A councillor in Leicester has sent an email to the council full to the brim with complaints and objections to a plan for the creation of a "safe and attractive" cycling route on a busy road in the city.
The proposal would see the temporary wands on Aylestone Road, the BBC calling the route one of Leicester's main roads, replaced by full segregation with concrete kerbing and extra signs and lights as the Labour-run city council hopes to build on the success of the temporary scheme, which has "seen a significant reduction in collisions involving pedestrians and cyclists".
However, not everyone is convinced, Liberal Democrat local ward councillor Nigel Porter sending an email to the council to protest the plan, claiming it will be a "trip hazard" and is already a "nuisance".
"[The concrete kerb] would seriously restrict the width of the carriageway and present a number of physical obstacles in the road," he said. "Putting concrete blocks in the road is just replacing one trip hazard with another.
"Pedestrians should be able to cross the road safely without tripping over concrete blocks or the bases of the upright poles in the cycle lanes. Local residents have said that the cycle lanes on Aylestone Road have made the road less safe and they are also a nuisance."
The council refutes the objection based on safety, pointing out the "significant reduction" in collisions involving pedestrians and cyclists since the introduction of the temporary measures. It also points out it has sent letters to residents and businesses ahead of the works to "actively" engage with a "small number of people who have responded".
"Making permanent routes like the existing pop-up cycle lane on Aylestone Road is another important expansion of the city's growing network of safe and attractive routes for walkers, wheelers and cyclists connecting with Leicester's busy local neighbourhoods," a spokesperson said.

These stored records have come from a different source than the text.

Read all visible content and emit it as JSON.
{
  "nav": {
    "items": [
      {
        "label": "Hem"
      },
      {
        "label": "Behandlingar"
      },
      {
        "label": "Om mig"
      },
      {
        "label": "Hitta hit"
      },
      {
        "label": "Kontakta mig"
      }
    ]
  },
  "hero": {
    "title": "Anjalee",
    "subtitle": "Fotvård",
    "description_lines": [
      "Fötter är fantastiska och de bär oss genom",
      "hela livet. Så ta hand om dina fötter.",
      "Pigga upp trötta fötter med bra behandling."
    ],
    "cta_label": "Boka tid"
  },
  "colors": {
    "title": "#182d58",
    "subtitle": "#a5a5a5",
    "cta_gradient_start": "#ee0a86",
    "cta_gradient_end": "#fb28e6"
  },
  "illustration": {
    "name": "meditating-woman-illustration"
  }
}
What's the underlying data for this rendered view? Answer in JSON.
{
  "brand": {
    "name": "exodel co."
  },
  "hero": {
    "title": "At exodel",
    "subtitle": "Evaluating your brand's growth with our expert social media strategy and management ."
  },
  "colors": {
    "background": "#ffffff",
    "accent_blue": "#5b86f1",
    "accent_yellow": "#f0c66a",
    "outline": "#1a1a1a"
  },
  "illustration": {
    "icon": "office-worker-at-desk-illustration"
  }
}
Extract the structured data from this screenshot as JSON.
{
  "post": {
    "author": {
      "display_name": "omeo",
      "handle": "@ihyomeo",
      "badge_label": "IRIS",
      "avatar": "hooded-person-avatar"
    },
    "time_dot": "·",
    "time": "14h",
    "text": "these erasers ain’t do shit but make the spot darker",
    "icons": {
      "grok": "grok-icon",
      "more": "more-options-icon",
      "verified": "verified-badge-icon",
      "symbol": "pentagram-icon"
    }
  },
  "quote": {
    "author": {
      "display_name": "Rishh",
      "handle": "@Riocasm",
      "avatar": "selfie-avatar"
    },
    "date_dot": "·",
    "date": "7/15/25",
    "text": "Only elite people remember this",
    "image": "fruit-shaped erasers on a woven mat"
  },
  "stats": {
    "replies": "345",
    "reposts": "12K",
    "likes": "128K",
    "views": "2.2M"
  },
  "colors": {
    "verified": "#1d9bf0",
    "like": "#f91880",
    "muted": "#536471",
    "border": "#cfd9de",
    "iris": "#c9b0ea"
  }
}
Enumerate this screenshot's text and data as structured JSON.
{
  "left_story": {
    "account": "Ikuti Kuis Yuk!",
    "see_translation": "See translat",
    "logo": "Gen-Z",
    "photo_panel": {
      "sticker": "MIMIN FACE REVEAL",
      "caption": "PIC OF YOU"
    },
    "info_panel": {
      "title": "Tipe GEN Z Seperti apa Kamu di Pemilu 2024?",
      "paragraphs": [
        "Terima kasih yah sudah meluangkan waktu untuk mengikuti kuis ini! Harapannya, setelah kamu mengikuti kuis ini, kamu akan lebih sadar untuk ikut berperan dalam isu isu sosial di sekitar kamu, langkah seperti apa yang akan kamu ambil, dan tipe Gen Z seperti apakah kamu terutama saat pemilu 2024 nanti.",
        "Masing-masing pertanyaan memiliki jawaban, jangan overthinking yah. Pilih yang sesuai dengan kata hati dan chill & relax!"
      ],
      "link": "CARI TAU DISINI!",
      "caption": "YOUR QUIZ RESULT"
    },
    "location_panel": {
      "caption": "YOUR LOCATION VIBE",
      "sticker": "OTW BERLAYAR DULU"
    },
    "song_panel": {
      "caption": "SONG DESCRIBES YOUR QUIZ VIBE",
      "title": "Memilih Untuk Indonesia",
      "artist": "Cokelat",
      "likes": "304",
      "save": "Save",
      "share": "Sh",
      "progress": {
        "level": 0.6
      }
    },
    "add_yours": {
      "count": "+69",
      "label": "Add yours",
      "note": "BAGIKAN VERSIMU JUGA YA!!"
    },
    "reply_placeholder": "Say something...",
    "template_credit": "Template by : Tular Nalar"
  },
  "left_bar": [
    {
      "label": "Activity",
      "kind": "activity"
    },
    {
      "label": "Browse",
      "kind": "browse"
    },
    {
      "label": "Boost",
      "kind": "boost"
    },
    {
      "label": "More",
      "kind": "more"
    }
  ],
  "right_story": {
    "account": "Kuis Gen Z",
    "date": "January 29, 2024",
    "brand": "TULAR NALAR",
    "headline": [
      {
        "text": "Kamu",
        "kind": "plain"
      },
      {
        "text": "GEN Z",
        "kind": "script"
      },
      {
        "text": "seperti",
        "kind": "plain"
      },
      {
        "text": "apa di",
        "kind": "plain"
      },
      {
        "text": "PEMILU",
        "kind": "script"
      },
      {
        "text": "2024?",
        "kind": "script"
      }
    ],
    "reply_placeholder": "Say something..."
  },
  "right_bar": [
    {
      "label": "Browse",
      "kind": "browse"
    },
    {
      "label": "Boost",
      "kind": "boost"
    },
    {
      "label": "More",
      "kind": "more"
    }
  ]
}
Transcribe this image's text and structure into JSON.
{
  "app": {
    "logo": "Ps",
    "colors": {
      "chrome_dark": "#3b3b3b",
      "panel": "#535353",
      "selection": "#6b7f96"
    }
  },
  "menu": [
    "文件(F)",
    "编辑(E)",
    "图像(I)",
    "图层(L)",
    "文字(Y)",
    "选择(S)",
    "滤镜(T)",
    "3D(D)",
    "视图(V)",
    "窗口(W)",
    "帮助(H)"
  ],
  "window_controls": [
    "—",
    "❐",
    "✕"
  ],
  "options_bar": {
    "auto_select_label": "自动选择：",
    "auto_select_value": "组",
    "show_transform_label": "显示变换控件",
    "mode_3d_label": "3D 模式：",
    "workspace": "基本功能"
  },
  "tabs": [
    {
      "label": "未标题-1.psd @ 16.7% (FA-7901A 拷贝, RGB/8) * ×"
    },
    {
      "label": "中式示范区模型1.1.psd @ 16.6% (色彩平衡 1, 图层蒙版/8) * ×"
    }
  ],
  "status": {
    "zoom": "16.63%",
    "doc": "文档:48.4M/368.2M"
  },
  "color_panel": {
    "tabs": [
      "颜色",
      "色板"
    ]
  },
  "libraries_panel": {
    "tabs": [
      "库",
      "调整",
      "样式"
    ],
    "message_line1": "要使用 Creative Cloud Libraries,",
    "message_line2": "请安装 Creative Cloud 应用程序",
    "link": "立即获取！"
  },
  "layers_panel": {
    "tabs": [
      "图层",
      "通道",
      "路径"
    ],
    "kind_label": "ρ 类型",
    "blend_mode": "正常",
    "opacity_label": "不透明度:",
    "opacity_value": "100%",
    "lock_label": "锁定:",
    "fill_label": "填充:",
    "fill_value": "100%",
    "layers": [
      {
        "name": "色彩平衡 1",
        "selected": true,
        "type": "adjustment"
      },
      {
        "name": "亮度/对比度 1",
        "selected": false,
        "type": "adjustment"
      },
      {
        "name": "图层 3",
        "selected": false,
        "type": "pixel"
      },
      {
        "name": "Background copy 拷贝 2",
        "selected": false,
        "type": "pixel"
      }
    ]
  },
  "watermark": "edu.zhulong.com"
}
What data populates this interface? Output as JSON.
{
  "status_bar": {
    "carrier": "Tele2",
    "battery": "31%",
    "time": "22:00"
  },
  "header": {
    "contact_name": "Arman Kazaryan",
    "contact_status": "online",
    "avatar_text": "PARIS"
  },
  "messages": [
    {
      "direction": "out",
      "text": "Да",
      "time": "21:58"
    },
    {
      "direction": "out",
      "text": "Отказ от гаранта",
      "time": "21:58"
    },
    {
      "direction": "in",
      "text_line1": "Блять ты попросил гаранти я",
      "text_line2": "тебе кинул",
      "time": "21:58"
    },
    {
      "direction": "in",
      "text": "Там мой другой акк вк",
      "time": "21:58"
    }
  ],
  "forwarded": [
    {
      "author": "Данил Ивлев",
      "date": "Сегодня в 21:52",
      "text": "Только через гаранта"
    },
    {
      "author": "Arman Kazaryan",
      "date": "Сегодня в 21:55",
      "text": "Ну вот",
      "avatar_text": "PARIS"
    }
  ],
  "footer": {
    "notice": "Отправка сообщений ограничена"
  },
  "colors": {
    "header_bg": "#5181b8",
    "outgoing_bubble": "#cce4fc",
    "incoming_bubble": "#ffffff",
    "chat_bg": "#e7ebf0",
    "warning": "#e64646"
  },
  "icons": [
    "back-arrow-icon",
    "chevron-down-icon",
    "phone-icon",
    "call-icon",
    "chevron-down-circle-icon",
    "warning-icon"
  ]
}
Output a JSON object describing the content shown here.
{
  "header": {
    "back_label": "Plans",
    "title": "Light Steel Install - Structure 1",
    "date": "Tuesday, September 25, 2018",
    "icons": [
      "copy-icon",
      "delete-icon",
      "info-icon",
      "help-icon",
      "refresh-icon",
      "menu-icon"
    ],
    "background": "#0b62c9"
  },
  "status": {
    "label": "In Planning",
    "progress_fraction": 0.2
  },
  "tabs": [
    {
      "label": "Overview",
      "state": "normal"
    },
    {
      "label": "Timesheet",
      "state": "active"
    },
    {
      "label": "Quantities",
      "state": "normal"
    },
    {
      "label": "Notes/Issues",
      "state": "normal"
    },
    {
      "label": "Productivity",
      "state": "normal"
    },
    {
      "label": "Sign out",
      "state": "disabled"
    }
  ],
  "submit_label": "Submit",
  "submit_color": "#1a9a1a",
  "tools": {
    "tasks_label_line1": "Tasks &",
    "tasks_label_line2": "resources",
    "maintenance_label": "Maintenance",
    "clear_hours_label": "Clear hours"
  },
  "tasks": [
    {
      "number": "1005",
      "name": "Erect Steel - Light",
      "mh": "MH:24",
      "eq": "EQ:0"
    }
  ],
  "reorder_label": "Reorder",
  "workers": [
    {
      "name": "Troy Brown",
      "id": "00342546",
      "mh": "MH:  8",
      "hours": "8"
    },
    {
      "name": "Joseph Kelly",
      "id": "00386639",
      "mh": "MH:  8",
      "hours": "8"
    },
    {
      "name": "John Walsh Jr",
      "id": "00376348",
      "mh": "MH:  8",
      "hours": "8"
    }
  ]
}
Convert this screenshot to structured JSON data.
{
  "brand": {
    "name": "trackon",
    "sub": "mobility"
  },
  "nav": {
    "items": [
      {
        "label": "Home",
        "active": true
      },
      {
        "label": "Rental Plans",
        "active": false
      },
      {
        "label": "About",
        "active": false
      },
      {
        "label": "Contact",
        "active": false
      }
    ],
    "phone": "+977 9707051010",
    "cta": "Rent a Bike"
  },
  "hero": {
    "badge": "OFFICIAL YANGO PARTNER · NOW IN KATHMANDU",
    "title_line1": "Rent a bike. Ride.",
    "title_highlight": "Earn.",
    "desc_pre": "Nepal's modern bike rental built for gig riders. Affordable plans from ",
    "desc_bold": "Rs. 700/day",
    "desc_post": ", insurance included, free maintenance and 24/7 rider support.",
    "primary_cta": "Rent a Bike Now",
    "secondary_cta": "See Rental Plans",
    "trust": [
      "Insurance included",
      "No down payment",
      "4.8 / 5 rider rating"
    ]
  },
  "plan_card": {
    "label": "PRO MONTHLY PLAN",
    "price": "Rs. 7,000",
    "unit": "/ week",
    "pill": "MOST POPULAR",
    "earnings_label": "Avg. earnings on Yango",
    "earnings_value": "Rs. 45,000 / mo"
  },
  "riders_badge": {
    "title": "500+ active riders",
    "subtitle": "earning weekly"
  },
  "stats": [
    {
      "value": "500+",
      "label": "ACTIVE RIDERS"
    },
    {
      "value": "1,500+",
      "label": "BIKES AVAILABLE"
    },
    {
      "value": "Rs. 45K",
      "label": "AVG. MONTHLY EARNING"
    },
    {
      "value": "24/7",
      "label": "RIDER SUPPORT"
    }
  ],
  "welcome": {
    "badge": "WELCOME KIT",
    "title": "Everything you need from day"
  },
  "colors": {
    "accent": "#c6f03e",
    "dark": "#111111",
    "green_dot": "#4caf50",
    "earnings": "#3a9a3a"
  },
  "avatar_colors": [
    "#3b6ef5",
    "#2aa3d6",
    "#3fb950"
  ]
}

Work is due to begin on the lane next week, from before the junction with Richmond Avenue to beyond the Euro Garages County Service Section, and will see segregation introduced on both sides of the road. It is expected to take five weeks, with temporary lane restrictions and "short-term road closures" between 24 September and 8 October.
In 2019, Greenwich Council removed a semi-segregated cycle lane due to it being a trip hazard for pedestrians, while in April, MP Jacob Rees-Mogg criticised a Somerset bike lane after a Freedom of Information request found that 59 people had been injured due to Keynsham High Street's "optical illusion" bike lane.
In that case it was not just pedestrians raising concerns, with a local cyclist saying they feared somebody would suffer a fatal injury if no improvements were made. The different colouring and heights used on the road and kerb were creating "some kind of optical illusion", one local explained.
Dan joined road.cc in 2020, and spent most of his first year (hopefully) keeping you entertained on the live blog. At the start of 2022 he took on the role of news editor. Before joining road.cc, Dan wrote about various sports, including football and boxing for the Daily Express, and covered the weird and wonderful world of non-league football for The Non-League Paper. Part of the generation inspired by the 2012 Olympics, Dan has been 'enjoying' life on two wheels ever since and spends his weekends making bonk-induced trips to the petrol stations of the south of England.